Additionally, most ayahuasca is cooked over a fire, increasing the damage by putting further pressure on deforestation.
All of these factors are pushing this rainforest ecosystem to the brink, threatening the cultural home of the Amazonian people:
- Fires in the Amazon
- Extractive industries, like oil, logging, coca, and mining
- Pollution from acid rainfall and eutrophication
- Suppression by invasive species
- Increasing levels of deforestation
- Biocultural alteration
- Over-harvesting of ayahuasca
The Amazon forest, often called the lungs of our planet, is at a tipping point. Indigenous communities are at the forefront of its protection…not just for themselves, but for all of humankind.
For over five centuries, Indigenous peoples of the Amazon have lived through colonization in its many forms. They are resilient and continue to work together to preserve their cultures and territories, and they are asking for our support.
Colonization, encroachment, diseases, and armed conflict have put incredible pressure on the health and wellbeing of Indigenous people for generations.
In spite of the hardships Indigenous Amazonian people have had to endure, they continue to defend their cultures and ancestral lands to protect their way of life, and the Amazon Rainforest. Many Indigenous people are losing their lives in the process.
For many, their connection to ayahuasca has fueled their healing and ability to tap into resilience.
In Colombia, Indigenous groups have been declared at “risk of physical and cultural extermination” by the Constitutional Court.
Strengthening ancestral medicinal-spiritual practices is critical for ensuring the survival of Amazonian indigenous peoples and the protection of their territories and cultureS.
benefit sharing &
support In Action
Grow Medicine provides the psychedelic community with an opportunity to step into right relationship with indigenous peoples of the Amazon.
If you drink ayahuasca in a ceremony and experience numerous benefits from this medicine, then best practice is to share in those benefits.
The benefits we receive are multifaceted and interconnected. Benefit-sharing with Indigenous cultures mirrors this understanding to support and benefit the entirety of the lives of the traditional knowledge holders of this medicine.
If you take a sacred medicine, you are immediately a part of a greater interconnected web. Whether you are aware of it or not, your choice to drink medicine is impacting other people outside of your immediate community. Benefit-sharing is a way to honor that impact and step towards right relationship to this larger web.
Let’s broaden our perspective to understand ayahuasca within the context of its symbiotic relationship between people, land, and culture. This is an opportunity to think much bigger about how we can support biocultural diversity and Indigenous sovereignty.
Let’s support these traditional knowledge holders in the ways that THEY are asking for.

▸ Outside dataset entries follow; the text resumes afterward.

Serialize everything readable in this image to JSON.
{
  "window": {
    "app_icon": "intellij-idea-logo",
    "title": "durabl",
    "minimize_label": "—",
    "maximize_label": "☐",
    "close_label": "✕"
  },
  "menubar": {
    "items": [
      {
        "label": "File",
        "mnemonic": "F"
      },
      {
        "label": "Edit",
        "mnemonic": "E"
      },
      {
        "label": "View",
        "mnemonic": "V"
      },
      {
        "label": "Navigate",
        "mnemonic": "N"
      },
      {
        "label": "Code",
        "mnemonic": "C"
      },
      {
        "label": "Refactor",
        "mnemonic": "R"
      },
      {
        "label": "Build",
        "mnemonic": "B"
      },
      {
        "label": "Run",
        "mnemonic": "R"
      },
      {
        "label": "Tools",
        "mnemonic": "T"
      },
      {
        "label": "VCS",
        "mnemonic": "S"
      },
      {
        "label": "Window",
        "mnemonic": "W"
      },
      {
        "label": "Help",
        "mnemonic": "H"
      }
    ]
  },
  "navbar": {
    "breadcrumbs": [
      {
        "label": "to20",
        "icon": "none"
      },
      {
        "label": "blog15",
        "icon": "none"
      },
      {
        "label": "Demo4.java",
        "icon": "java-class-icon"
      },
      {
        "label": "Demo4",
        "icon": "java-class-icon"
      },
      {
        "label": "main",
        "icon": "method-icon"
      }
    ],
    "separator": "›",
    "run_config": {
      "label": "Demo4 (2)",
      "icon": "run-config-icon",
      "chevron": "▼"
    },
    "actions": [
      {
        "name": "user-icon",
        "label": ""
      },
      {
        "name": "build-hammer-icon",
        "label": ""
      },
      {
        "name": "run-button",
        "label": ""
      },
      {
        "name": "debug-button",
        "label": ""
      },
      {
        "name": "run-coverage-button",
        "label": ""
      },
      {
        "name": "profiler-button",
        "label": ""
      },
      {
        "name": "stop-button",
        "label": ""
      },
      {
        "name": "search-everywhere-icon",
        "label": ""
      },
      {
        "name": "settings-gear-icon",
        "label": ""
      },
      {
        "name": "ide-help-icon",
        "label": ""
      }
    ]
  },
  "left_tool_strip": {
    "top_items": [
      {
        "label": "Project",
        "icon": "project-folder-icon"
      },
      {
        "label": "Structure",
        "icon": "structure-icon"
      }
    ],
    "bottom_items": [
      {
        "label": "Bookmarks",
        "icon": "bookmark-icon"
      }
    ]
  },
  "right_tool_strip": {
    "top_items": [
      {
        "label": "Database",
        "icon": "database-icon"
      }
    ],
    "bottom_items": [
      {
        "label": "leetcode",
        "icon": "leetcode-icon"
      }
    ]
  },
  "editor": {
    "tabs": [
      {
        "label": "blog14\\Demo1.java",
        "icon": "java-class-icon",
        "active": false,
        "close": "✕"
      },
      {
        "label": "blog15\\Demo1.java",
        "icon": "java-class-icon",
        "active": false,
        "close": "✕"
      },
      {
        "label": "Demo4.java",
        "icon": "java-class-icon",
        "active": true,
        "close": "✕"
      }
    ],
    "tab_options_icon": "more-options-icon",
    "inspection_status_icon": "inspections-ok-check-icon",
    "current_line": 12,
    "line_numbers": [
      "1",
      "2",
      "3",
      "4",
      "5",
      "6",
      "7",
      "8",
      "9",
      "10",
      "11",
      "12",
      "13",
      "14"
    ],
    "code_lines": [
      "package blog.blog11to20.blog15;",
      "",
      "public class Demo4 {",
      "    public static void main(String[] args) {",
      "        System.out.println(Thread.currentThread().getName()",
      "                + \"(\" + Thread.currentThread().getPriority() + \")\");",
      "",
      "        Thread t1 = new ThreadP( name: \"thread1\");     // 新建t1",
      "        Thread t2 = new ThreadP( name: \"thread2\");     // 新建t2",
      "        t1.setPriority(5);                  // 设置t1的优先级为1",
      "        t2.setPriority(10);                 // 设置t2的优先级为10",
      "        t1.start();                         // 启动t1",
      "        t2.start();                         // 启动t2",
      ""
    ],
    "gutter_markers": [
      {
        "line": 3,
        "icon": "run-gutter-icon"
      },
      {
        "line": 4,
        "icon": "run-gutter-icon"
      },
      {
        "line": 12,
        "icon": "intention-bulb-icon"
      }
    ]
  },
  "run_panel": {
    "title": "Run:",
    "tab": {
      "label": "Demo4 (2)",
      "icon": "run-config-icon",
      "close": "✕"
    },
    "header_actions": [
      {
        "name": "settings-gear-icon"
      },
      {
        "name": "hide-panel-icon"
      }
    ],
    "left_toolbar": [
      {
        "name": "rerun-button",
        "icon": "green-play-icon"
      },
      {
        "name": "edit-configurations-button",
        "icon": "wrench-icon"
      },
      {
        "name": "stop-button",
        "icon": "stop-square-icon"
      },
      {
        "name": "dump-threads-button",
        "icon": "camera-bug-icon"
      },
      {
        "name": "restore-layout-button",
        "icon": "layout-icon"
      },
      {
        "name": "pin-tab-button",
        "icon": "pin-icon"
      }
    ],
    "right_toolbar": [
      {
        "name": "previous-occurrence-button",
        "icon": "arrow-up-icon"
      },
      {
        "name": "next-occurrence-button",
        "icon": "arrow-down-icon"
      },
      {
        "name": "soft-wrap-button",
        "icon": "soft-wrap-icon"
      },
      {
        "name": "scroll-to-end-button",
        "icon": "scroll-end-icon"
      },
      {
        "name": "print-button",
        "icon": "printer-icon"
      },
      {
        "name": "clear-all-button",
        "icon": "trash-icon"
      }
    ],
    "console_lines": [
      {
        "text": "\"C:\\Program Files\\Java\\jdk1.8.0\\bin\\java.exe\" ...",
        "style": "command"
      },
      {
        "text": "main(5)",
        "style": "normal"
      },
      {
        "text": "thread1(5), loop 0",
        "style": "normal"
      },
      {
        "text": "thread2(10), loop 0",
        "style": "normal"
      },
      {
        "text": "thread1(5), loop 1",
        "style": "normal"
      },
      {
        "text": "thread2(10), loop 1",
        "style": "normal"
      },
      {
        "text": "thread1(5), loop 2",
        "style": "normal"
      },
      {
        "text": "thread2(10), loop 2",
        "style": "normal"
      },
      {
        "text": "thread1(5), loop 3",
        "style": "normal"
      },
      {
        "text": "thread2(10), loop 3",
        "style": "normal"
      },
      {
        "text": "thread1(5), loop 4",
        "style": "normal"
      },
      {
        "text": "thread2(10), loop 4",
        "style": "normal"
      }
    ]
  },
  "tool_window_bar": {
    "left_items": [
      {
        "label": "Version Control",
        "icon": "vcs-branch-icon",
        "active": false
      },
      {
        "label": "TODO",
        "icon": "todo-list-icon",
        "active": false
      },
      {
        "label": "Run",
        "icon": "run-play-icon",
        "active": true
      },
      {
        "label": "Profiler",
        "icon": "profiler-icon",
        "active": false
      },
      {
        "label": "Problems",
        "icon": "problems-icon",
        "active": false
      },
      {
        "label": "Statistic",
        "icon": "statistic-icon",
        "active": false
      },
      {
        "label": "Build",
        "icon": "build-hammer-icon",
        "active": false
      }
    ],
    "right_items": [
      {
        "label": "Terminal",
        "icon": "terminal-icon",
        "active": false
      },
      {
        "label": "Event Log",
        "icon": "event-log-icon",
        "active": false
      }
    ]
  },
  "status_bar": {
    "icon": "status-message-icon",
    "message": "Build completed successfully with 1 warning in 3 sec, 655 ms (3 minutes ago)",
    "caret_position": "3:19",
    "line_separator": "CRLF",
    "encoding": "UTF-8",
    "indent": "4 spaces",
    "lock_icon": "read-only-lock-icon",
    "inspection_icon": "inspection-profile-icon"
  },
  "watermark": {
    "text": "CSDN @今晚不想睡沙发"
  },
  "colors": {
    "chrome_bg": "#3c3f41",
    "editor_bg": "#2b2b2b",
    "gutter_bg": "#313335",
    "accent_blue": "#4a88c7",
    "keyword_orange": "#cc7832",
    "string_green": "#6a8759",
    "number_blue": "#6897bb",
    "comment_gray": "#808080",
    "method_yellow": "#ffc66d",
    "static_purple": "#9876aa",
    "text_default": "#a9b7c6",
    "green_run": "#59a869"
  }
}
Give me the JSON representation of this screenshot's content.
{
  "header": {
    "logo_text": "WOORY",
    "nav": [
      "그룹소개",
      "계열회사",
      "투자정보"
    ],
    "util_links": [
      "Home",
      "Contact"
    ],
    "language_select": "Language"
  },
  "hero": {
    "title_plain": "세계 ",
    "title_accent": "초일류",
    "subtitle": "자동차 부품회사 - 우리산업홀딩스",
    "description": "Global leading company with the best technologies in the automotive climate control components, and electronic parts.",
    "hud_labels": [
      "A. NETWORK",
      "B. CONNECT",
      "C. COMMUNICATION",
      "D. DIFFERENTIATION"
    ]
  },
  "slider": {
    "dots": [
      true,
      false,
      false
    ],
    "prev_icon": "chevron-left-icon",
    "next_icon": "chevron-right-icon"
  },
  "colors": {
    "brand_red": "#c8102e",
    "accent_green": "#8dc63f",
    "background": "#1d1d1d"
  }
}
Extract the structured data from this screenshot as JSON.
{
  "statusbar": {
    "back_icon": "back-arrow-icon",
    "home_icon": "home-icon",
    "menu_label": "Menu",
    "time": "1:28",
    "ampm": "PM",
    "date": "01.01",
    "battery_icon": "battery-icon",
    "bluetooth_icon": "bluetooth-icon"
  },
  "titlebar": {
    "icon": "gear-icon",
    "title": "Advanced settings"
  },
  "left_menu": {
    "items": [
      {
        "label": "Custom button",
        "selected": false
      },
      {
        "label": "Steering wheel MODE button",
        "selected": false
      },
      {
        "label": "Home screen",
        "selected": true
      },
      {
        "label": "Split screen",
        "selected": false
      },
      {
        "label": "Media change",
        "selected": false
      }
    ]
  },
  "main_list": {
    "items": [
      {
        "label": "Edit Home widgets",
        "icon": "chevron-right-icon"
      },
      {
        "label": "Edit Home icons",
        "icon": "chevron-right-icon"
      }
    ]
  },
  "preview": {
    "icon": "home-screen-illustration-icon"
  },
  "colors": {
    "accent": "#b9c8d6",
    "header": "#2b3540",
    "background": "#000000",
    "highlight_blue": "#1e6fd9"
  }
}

This is solidarity-based support in action.
Other projects the imc Fund is supporting:
- ASOMASHK – Asociacion de Onanyabo – Médicos Ancestrales Shipibo-Konibo
- Organización Intercultural Oni Xobo
- A’i Cofan Community Project
- Yorenka Tasorentsi
- The Nixiwaká Institute
“Yagé spiritual medicine is the basis of our resistance against ecocide and genocide. It is the sacred plant of Amazonian peoples, that heals wounded territories and communities and teaches us how to live in harmony with Mother Earth."
“Miguel Evanjuanoy Chindoy of the Inga people and representative of UMIYAC”